Website and app data records:
________
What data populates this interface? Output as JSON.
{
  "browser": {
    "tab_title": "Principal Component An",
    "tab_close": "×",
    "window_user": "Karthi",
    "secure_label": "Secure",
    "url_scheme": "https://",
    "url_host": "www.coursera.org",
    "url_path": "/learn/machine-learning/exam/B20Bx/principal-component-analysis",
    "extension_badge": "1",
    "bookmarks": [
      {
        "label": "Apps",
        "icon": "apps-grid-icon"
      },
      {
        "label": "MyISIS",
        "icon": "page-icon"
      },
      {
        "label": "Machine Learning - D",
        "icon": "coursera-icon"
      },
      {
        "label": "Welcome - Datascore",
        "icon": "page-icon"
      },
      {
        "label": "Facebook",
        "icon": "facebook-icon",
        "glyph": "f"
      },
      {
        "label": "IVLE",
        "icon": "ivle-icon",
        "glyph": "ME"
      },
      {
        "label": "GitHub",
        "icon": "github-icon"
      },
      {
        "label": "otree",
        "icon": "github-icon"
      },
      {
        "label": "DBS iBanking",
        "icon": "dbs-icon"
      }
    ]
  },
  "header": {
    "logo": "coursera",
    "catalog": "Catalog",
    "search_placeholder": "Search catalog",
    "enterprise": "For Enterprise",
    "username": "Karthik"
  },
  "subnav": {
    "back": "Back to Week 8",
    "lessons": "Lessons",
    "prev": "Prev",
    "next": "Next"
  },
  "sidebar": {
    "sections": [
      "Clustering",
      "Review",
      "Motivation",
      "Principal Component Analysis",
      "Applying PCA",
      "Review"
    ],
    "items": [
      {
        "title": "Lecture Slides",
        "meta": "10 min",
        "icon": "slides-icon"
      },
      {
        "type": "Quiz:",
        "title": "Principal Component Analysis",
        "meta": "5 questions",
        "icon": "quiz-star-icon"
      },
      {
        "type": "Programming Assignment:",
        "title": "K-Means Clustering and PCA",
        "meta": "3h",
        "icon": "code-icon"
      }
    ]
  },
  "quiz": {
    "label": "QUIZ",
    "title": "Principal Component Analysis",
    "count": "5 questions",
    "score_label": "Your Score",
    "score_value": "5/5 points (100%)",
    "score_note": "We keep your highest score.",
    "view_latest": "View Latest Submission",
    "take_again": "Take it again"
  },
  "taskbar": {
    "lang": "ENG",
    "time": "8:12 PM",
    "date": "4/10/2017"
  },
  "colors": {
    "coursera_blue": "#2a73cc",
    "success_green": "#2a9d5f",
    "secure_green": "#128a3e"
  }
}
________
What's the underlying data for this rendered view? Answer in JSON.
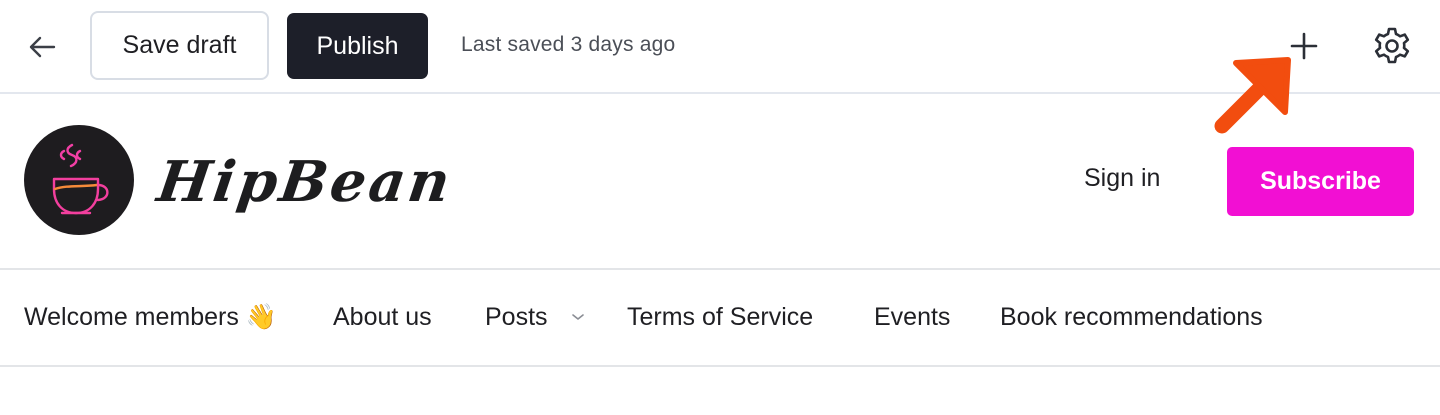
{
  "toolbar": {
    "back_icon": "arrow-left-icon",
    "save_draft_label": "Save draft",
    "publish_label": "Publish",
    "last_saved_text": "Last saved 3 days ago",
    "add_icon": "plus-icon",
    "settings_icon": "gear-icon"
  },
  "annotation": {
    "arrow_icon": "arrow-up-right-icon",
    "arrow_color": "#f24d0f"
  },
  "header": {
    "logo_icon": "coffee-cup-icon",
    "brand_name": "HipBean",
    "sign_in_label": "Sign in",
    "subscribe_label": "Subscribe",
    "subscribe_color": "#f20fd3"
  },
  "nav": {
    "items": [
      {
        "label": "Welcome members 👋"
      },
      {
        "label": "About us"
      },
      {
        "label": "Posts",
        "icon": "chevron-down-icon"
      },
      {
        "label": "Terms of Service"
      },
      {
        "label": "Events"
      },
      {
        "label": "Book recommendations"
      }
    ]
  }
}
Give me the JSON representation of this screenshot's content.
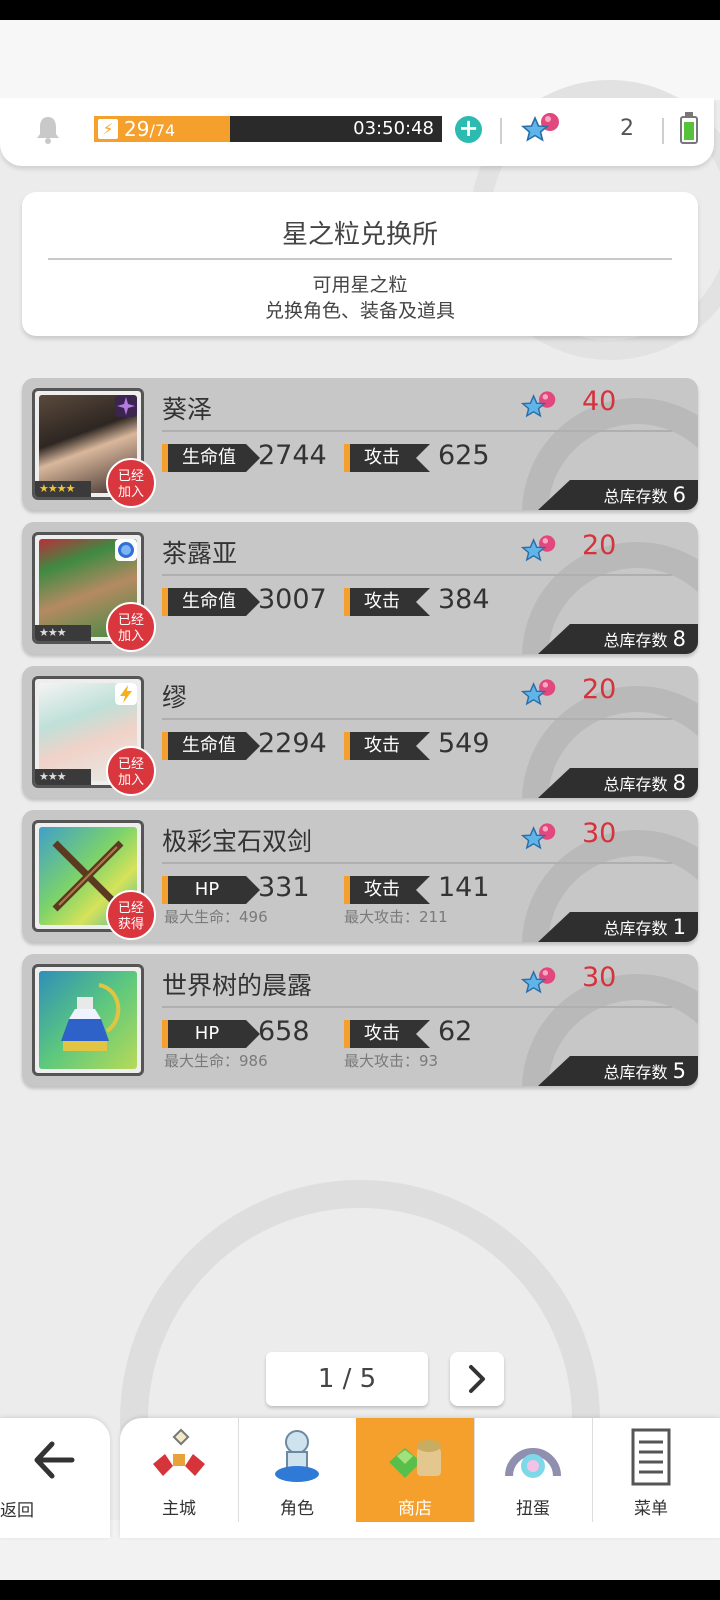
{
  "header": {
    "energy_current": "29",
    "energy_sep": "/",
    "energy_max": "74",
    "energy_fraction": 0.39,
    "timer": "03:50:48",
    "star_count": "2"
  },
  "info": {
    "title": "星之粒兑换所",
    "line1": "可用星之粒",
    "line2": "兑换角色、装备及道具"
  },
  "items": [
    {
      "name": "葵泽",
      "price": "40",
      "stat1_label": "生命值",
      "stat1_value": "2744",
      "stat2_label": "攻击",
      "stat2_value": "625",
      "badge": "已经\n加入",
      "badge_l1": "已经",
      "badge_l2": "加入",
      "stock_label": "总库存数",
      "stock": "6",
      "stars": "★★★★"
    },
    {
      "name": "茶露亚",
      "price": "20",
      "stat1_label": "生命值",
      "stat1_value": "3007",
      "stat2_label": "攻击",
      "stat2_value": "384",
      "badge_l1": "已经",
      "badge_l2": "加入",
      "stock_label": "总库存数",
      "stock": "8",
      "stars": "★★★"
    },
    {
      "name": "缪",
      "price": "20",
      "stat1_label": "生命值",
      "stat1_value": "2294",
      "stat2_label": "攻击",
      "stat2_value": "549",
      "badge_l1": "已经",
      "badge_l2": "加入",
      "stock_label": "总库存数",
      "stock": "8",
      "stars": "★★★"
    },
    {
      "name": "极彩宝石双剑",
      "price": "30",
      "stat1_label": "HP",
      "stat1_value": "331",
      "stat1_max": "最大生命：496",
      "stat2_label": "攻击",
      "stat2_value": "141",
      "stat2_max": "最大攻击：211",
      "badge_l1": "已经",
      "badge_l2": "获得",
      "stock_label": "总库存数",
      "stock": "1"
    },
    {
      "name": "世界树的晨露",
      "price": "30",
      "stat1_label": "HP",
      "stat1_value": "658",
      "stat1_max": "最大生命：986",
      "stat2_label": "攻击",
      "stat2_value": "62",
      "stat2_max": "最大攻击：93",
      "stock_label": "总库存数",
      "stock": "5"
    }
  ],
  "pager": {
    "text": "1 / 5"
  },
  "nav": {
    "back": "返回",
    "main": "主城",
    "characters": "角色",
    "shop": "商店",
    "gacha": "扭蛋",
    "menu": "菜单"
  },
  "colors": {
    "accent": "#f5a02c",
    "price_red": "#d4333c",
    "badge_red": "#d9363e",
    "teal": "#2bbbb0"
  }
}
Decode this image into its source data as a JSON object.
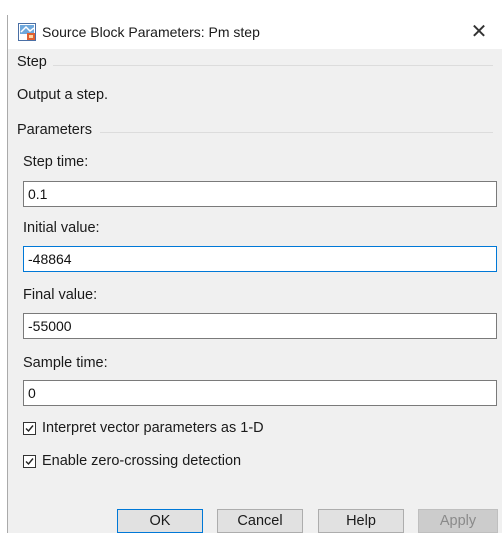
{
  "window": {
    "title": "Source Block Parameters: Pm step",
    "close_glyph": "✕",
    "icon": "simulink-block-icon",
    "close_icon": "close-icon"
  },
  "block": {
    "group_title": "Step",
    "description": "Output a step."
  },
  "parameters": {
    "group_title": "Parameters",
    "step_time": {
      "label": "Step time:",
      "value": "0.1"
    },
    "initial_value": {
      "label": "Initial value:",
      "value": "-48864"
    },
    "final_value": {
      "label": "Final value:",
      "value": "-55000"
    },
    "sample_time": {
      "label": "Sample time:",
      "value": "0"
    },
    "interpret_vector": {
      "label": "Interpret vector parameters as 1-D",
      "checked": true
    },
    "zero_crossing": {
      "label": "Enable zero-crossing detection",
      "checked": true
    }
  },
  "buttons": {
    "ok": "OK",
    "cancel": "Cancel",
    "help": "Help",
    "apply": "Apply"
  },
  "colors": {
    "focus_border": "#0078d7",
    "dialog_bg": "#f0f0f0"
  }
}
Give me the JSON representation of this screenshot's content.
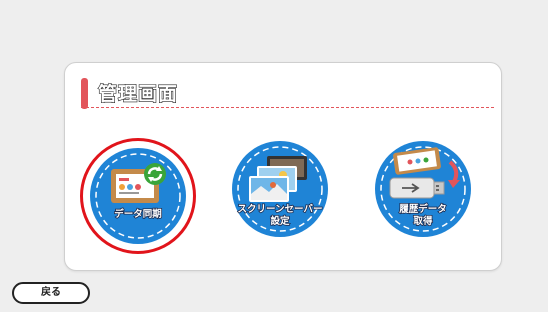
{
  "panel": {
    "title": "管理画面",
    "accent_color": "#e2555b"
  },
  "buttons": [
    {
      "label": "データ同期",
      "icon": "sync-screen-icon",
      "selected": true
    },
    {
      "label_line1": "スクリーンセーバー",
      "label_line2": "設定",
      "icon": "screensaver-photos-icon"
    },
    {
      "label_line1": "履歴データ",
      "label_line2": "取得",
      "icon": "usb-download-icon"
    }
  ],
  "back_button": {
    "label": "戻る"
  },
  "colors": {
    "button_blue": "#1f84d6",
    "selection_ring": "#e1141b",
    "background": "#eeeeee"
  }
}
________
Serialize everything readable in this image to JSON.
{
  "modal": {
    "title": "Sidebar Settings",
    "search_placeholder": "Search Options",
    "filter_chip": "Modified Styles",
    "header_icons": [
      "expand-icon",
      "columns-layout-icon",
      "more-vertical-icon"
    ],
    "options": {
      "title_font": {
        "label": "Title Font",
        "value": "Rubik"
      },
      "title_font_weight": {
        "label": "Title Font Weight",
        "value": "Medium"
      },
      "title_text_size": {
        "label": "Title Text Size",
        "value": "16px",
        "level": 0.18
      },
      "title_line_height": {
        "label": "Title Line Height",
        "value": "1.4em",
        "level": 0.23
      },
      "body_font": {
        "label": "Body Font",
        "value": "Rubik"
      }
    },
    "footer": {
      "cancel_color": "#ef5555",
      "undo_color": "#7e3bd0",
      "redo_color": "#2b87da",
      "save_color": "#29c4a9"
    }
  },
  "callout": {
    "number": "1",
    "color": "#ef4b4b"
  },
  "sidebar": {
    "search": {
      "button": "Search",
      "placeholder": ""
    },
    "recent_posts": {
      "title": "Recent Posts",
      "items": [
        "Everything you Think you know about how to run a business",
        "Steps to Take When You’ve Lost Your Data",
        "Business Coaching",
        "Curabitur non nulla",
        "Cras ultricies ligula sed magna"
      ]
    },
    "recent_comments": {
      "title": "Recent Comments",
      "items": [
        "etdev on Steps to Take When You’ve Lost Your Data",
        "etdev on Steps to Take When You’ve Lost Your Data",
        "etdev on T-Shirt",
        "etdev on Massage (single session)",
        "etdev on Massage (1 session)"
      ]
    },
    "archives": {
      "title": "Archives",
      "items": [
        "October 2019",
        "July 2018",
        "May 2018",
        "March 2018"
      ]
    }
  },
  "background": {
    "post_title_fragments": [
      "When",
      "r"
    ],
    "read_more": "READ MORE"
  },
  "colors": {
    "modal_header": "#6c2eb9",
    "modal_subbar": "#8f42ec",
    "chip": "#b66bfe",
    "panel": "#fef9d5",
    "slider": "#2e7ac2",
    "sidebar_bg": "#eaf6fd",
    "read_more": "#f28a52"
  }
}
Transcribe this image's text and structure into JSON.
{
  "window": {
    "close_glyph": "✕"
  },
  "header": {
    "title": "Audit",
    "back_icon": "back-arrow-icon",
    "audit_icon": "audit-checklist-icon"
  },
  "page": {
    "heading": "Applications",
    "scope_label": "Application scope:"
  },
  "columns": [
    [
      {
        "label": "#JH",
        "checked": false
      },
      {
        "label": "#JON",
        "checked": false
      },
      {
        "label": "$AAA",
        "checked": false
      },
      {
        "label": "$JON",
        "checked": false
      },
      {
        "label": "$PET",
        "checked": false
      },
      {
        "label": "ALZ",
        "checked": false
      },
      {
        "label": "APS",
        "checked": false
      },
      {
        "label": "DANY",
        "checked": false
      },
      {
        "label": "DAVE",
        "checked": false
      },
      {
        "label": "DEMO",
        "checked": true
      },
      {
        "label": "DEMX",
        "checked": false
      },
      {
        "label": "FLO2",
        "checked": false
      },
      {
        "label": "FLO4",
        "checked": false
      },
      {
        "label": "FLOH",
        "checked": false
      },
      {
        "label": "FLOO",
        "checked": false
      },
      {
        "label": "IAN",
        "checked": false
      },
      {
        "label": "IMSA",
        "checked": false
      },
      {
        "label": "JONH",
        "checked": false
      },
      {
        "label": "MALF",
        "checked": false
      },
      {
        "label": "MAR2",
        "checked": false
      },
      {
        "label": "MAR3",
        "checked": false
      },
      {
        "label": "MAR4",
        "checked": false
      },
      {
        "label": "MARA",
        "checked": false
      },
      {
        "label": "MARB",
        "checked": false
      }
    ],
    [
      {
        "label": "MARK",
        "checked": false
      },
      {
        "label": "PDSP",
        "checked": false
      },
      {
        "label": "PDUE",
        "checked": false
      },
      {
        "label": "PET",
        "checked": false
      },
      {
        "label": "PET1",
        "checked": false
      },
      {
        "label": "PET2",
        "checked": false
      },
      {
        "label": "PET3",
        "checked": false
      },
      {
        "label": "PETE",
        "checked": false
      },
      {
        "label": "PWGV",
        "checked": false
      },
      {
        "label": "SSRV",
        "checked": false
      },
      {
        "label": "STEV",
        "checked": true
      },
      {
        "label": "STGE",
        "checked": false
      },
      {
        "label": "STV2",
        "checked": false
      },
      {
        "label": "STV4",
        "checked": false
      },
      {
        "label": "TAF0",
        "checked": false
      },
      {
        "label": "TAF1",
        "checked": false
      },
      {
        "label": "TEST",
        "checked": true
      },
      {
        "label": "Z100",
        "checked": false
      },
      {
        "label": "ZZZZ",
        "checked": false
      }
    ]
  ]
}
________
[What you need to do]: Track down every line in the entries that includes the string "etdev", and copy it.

[Problem solution]:
        "etdev on Steps to Take When You’ve Lost Your Data",
        "etdev on Steps to Take When You’ve Lost Your Data",
        "etdev on T-Shirt",
        "etdev on Massage (single session)",
        "etdev on Massage (1 session)"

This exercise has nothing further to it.